Return all entries verbatim; skip any pictures.

**LISTED RECORDS**
>>>
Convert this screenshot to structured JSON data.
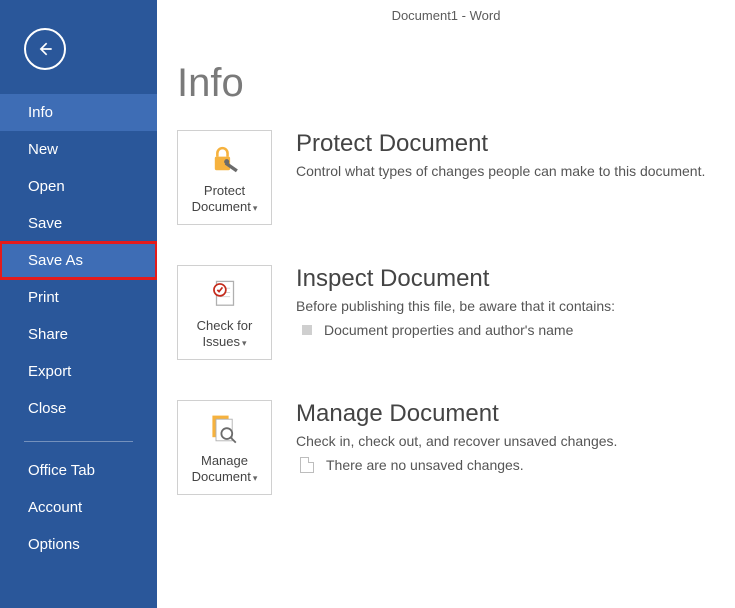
{
  "titlebar": "Document1 - Word",
  "page_title": "Info",
  "sidebar": {
    "items": [
      {
        "label": "Info"
      },
      {
        "label": "New"
      },
      {
        "label": "Open"
      },
      {
        "label": "Save"
      },
      {
        "label": "Save As"
      },
      {
        "label": "Print"
      },
      {
        "label": "Share"
      },
      {
        "label": "Export"
      },
      {
        "label": "Close"
      }
    ],
    "lower_items": [
      {
        "label": "Office Tab"
      },
      {
        "label": "Account"
      },
      {
        "label": "Options"
      }
    ]
  },
  "sections": {
    "protect": {
      "tile_line1": "Protect",
      "tile_line2": "Document",
      "title": "Protect Document",
      "desc": "Control what types of changes people can make to this document."
    },
    "inspect": {
      "tile_line1": "Check for",
      "tile_line2": "Issues",
      "title": "Inspect Document",
      "desc": "Before publishing this file, be aware that it contains:",
      "bullet": "Document properties and author's name"
    },
    "manage": {
      "tile_line1": "Manage",
      "tile_line2": "Document",
      "title": "Manage Document",
      "desc": "Check in, check out, and recover unsaved changes.",
      "bullet": "There are no unsaved changes."
    }
  }
}
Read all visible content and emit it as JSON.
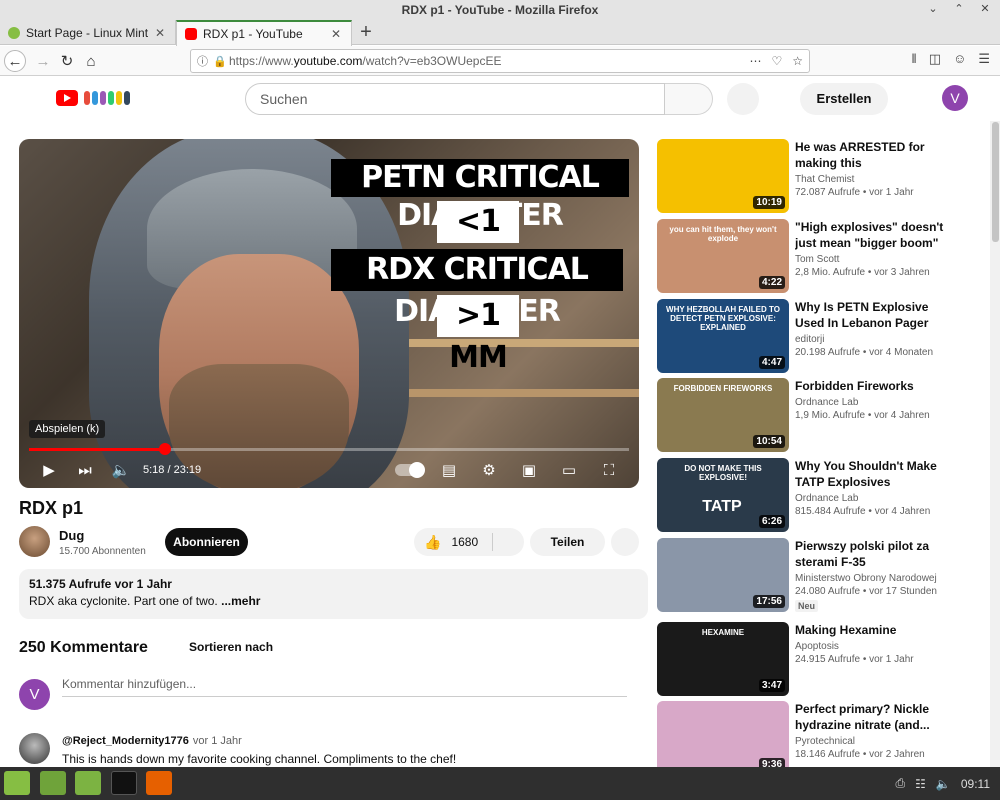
{
  "window": {
    "title": "RDX p1 - YouTube - Mozilla Firefox"
  },
  "browser": {
    "tabs": [
      {
        "label": "Start Page - Linux Mint",
        "active": false
      },
      {
        "label": "RDX p1 - YouTube",
        "active": true
      }
    ],
    "url_prefix": "https://www.",
    "url_domain": "youtube.com",
    "url_path": "/watch?v=eb3OWUepcEE"
  },
  "youtube": {
    "search_placeholder": "Suchen",
    "create_label": "Erstellen",
    "user_initial": "V"
  },
  "video": {
    "overlay_lines": [
      "PETN CRITICAL DIAMETER",
      "<1 MM",
      "RDX CRITICAL DIAMETER",
      ">1 MM"
    ],
    "tooltip": "Abspielen (k)",
    "time": "5:18 / 23:19",
    "progress": 0.2273,
    "title": "RDX p1"
  },
  "channel": {
    "name": "Dug",
    "subscribers": "15.700 Abonnenten",
    "subscribe_label": "Abonnieren"
  },
  "actions": {
    "likes": "1680",
    "share_label": "Teilen"
  },
  "description": {
    "meta": "51.375 Aufrufe  vor 1 Jahr",
    "text": "RDX aka cyclonite. Part one of two.",
    "more": "...mehr"
  },
  "comments": {
    "count": "250 Kommentare",
    "sort_label": "Sortieren nach",
    "input_placeholder": "Kommentar hinzufügen...",
    "user_initial": "V",
    "items": [
      {
        "user": "@Reject_Modernity1776",
        "time": "vor 1 Jahr",
        "text": "This is hands down my favorite cooking channel. Compliments to the chef!"
      }
    ]
  },
  "sidebar": [
    {
      "title": "He was ARRESTED for making this",
      "channel": "That Chemist",
      "views": "72.087 Aufrufe",
      "age": "vor 1 Jahr",
      "duration": "10:19",
      "thumb_color": "#f5c000",
      "badge": ""
    },
    {
      "title": "\"High explosives\" doesn't just mean \"bigger boom\"",
      "channel": "Tom Scott",
      "views": "2,8 Mio. Aufrufe",
      "age": "vor 3 Jahren",
      "duration": "4:22",
      "thumb_color": "#c89070",
      "badge": "",
      "thumb_text": "you can hit them, they won't explode"
    },
    {
      "title": "Why Is PETN Explosive Used In Lebanon Pager Blasts Hard T...",
      "channel": "editorji",
      "views": "20.198 Aufrufe",
      "age": "vor 4 Monaten",
      "duration": "4:47",
      "thumb_color": "#1e4a7a",
      "badge": "",
      "thumb_text": "WHY HEZBOLLAH FAILED TO DETECT PETN EXPLOSIVE: EXPLAINED"
    },
    {
      "title": "Forbidden Fireworks",
      "channel": "Ordnance Lab",
      "views": "1,9 Mio. Aufrufe",
      "age": "vor 4 Jahren",
      "duration": "10:54",
      "thumb_color": "#8a7a50",
      "badge": "",
      "thumb_text": "FORBIDDEN FIREWORKS"
    },
    {
      "title": "Why You Shouldn't Make TATP Explosives",
      "channel": "Ordnance Lab",
      "views": "815.484 Aufrufe",
      "age": "vor 4 Jahren",
      "duration": "6:26",
      "thumb_color": "#2a3a4a",
      "badge": "",
      "thumb_text": "DO NOT MAKE THIS EXPLOSIVE!",
      "thumb_text2": "TATP"
    },
    {
      "title": "Pierwszy polski pilot za sterami F-35",
      "channel": "Ministerstwo Obrony Narodowej",
      "views": "24.080 Aufrufe",
      "age": "vor 17 Stunden",
      "duration": "17:56",
      "thumb_color": "#8a96a8",
      "badge": "Neu"
    },
    {
      "title": "Making Hexamine",
      "channel": "Apoptosis",
      "views": "24.915 Aufrufe",
      "age": "vor 1 Jahr",
      "duration": "3:47",
      "thumb_color": "#1a1a1a",
      "badge": "",
      "thumb_text": "HEXAMINE"
    },
    {
      "title": "Perfect primary? Nickle hydrazine nitrate (and...",
      "channel": "Pyrotechnical",
      "views": "18.146 Aufrufe",
      "age": "vor 2 Jahren",
      "duration": "9:36",
      "thumb_color": "#d8a8c8",
      "badge": ""
    }
  ],
  "taskbar": {
    "clock": "09:11"
  }
}
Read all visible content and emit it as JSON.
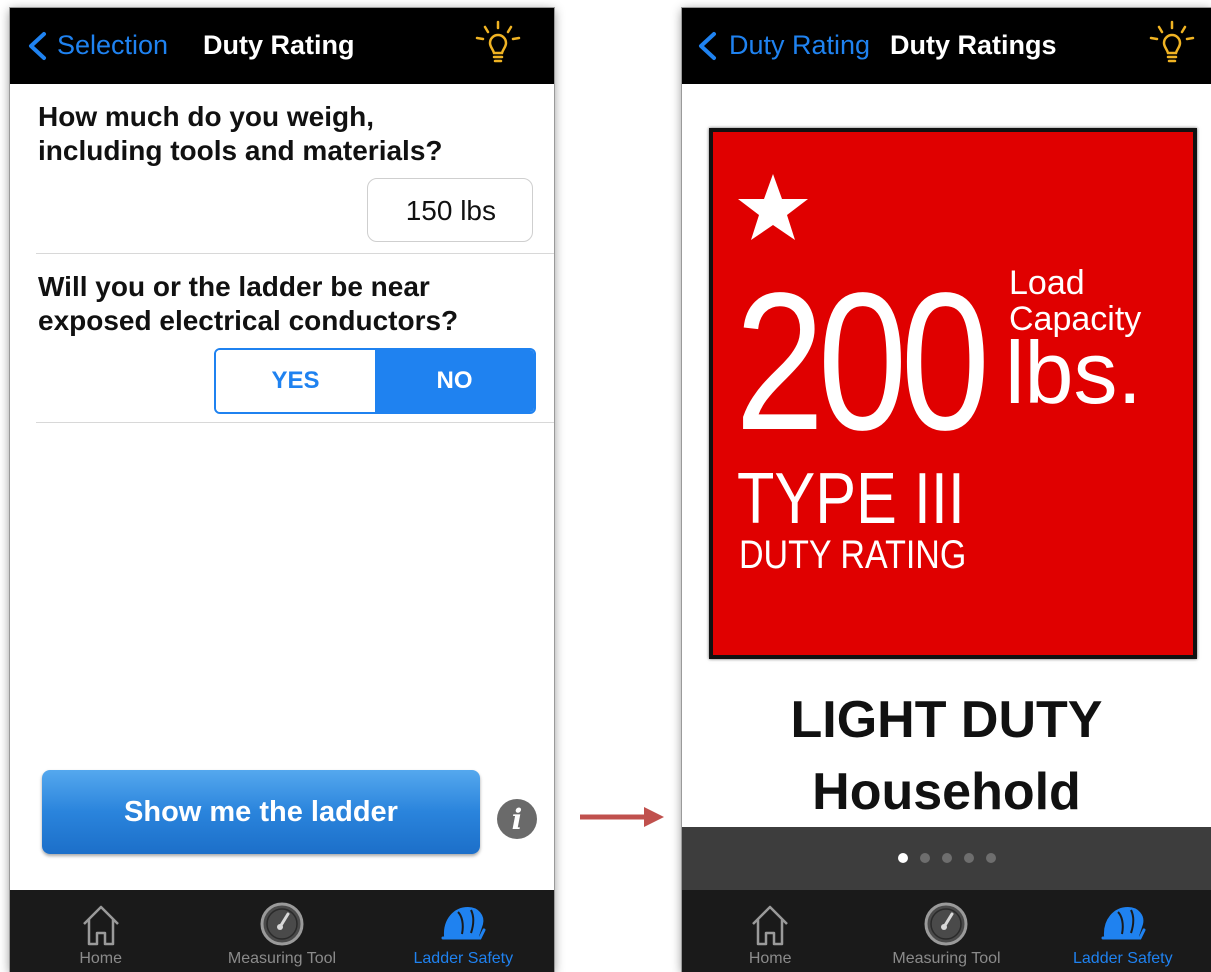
{
  "colors": {
    "accent": "#1f82f0",
    "navbar": "#000000",
    "tabbar": "#1a1a1a",
    "sign_red": "#e00000",
    "lightbulb": "#f0b323",
    "arrow": "#c0504d"
  },
  "left_screen": {
    "navbar": {
      "back_label": "Selection",
      "title": "Duty Rating",
      "right_icon": "lightbulb-icon"
    },
    "weight_question": {
      "line1": "How much do you weigh,",
      "line2": "including tools and materials?",
      "value": "150 lbs"
    },
    "electrical_question": {
      "line1": "Will you or the ladder be near",
      "line2": "exposed electrical conductors?",
      "options": [
        "YES",
        "NO"
      ],
      "selected": "NO"
    },
    "show_button_label": "Show me the ladder",
    "info_button_label": "i"
  },
  "right_screen": {
    "navbar": {
      "back_label": "Duty Rating",
      "title": "Duty Ratings",
      "right_icon": "lightbulb-icon"
    },
    "sign": {
      "capacity": "200",
      "load_line1": "Load",
      "load_line2": "Capacity",
      "unit": "lbs.",
      "type": "TYPE III",
      "rating": "DUTY RATING"
    },
    "duty_title": "LIGHT DUTY",
    "duty_subtitle": "Household",
    "pager": {
      "pages": 5,
      "current": 1
    }
  },
  "tabbar": {
    "tabs": [
      {
        "label": "Home",
        "icon": "home-icon",
        "active": false
      },
      {
        "label": "Measuring Tool",
        "icon": "gauge-icon",
        "active": false
      },
      {
        "label": "Ladder Safety",
        "icon": "hard-hat-icon",
        "active": true
      }
    ]
  }
}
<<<
**ANSWER SECTION**
Convert this screenshot to structured JSON data.
{
  "titlebar": "Document1 - Word",
  "page_title": "Info",
  "sidebar": {
    "items": [
      {
        "label": "Info"
      },
      {
        "label": "New"
      },
      {
        "label": "Open"
      },
      {
        "label": "Save"
      },
      {
        "label": "Save As"
      },
      {
        "label": "Print"
      },
      {
        "label": "Share"
      },
      {
        "label": "Export"
      },
      {
        "label": "Close"
      }
    ],
    "lower_items": [
      {
        "label": "Office Tab"
      },
      {
        "label": "Account"
      },
      {
        "label": "Options"
      }
    ]
  },
  "sections": {
    "protect": {
      "tile_line1": "Protect",
      "tile_line2": "Document",
      "title": "Protect Document",
      "desc": "Control what types of changes people can make to this document."
    },
    "inspect": {
      "tile_line1": "Check for",
      "tile_line2": "Issues",
      "title": "Inspect Document",
      "desc": "Before publishing this file, be aware that it contains:",
      "bullet": "Document properties and author's name"
    },
    "manage": {
      "tile_line1": "Manage",
      "tile_line2": "Document",
      "title": "Manage Document",
      "desc": "Check in, check out, and recover unsaved changes.",
      "bullet": "There are no unsaved changes."
    }
  }
}
Read all visible content and emit it as JSON.
{
  "window": {
    "title": "RDX p1 - YouTube - Mozilla Firefox"
  },
  "browser": {
    "tabs": [
      {
        "label": "Start Page - Linux Mint",
        "active": false
      },
      {
        "label": "RDX p1 - YouTube",
        "active": true
      }
    ],
    "url_prefix": "https://www.",
    "url_domain": "youtube.com",
    "url_path": "/watch?v=eb3OWUepcEE"
  },
  "youtube": {
    "search_placeholder": "Suchen",
    "create_label": "Erstellen",
    "user_initial": "V"
  },
  "video": {
    "overlay_lines": [
      "PETN CRITICAL DIAMETER",
      "<1 MM",
      "RDX CRITICAL DIAMETER",
      ">1 MM"
    ],
    "tooltip": "Abspielen (k)",
    "time": "5:18 / 23:19",
    "progress": 0.2273,
    "title": "RDX p1"
  },
  "channel": {
    "name": "Dug",
    "subscribers": "15.700 Abonnenten",
    "subscribe_label": "Abonnieren"
  },
  "actions": {
    "likes": "1680",
    "share_label": "Teilen"
  },
  "description": {
    "meta": "51.375 Aufrufe  vor 1 Jahr",
    "text": "RDX aka cyclonite. Part one of two.",
    "more": "...mehr"
  },
  "comments": {
    "count": "250 Kommentare",
    "sort_label": "Sortieren nach",
    "input_placeholder": "Kommentar hinzufügen...",
    "user_initial": "V",
    "items": [
      {
        "user": "@Reject_Modernity1776",
        "time": "vor 1 Jahr",
        "text": "This is hands down my favorite cooking channel. Compliments to the chef!"
      }
    ]
  },
  "sidebar": [
    {
      "title": "He was ARRESTED for making this",
      "channel": "That Chemist",
      "views": "72.087 Aufrufe",
      "age": "vor 1 Jahr",
      "duration": "10:19",
      "thumb_color": "#f5c000",
      "badge": ""
    },
    {
      "title": "\"High explosives\" doesn't just mean \"bigger boom\"",
      "channel": "Tom Scott",
      "views": "2,8 Mio. Aufrufe",
      "age": "vor 3 Jahren",
      "duration": "4:22",
      "thumb_color": "#c89070",
      "badge": "",
      "thumb_text": "you can hit them, they won't explode"
    },
    {
      "title": "Why Is PETN Explosive Used In Lebanon Pager Blasts Hard T...",
      "channel": "editorji",
      "views": "20.198 Aufrufe",
      "age": "vor 4 Monaten",
      "duration": "4:47",
      "thumb_color": "#1e4a7a",
      "badge": "",
      "thumb_text": "WHY HEZBOLLAH FAILED TO DETECT PETN EXPLOSIVE: EXPLAINED"
    },
    {
      "title": "Forbidden Fireworks",
      "channel": "Ordnance Lab",
      "views": "1,9 Mio. Aufrufe",
      "age": "vor 4 Jahren",
      "duration": "10:54",
      "thumb_color": "#8a7a50",
      "badge": "",
      "thumb_text": "FORBIDDEN FIREWORKS"
    },
    {
      "title": "Why You Shouldn't Make TATP Explosives",
      "channel": "Ordnance Lab",
      "views": "815.484 Aufrufe",
      "age": "vor 4 Jahren",
      "duration": "6:26",
      "thumb_color": "#2a3a4a",
      "badge": "",
      "thumb_text": "DO NOT MAKE THIS EXPLOSIVE!",
      "thumb_text2": "TATP"
    },
    {
      "title": "Pierwszy polski pilot za sterami F-35",
      "channel": "Ministerstwo Obrony Narodowej",
      "views": "24.080 Aufrufe",
      "age": "vor 17 Stunden",
      "duration": "17:56",
      "thumb_color": "#8a96a8",
      "badge": "Neu"
    },
    {
      "title": "Making Hexamine",
      "channel": "Apoptosis",
      "views": "24.915 Aufrufe",
      "age": "vor 1 Jahr",
      "duration": "3:47",
      "thumb_color": "#1a1a1a",
      "badge": "",
      "thumb_text": "HEXAMINE"
    },
    {
      "title": "Perfect primary? Nickle hydrazine nitrate (and...",
      "channel": "Pyrotechnical",
      "views": "18.146 Aufrufe",
      "age": "vor 2 Jahren",
      "duration": "9:36",
      "thumb_color": "#d8a8c8",
      "badge": ""
    }
  ],
  "taskbar": {
    "clock": "09:11"
  }
}
Read all visible content and emit it as JSON.
{
  "colors": {
    "accent": "#1f82f0",
    "navbar": "#000000",
    "tabbar": "#1a1a1a",
    "sign_red": "#e00000",
    "lightbulb": "#f0b323",
    "arrow": "#c0504d"
  },
  "left_screen": {
    "navbar": {
      "back_label": "Selection",
      "title": "Duty Rating",
      "right_icon": "lightbulb-icon"
    },
    "weight_question": {
      "line1": "How much do you weigh,",
      "line2": "including tools and materials?",
      "value": "150 lbs"
    },
    "electrical_question": {
      "line1": "Will you or the ladder be near",
      "line2": "exposed electrical conductors?",
      "options": [
        "YES",
        "NO"
      ],
      "selected": "NO"
    },
    "show_button_label": "Show me the ladder",
    "info_button_label": "i"
  },
  "right_screen": {
    "navbar": {
      "back_label": "Duty Rating",
      "title": "Duty Ratings",
      "right_icon": "lightbulb-icon"
    },
    "sign": {
      "capacity": "200",
      "load_line1": "Load",
      "load_line2": "Capacity",
      "unit": "lbs.",
      "type": "TYPE III",
      "rating": "DUTY RATING"
    },
    "duty_title": "LIGHT DUTY",
    "duty_subtitle": "Household",
    "pager": {
      "pages": 5,
      "current": 1
    }
  },
  "tabbar": {
    "tabs": [
      {
        "label": "Home",
        "icon": "home-icon",
        "active": false
      },
      {
        "label": "Measuring Tool",
        "icon": "gauge-icon",
        "active": false
      },
      {
        "label": "Ladder Safety",
        "icon": "hard-hat-icon",
        "active": true
      }
    ]
  }
}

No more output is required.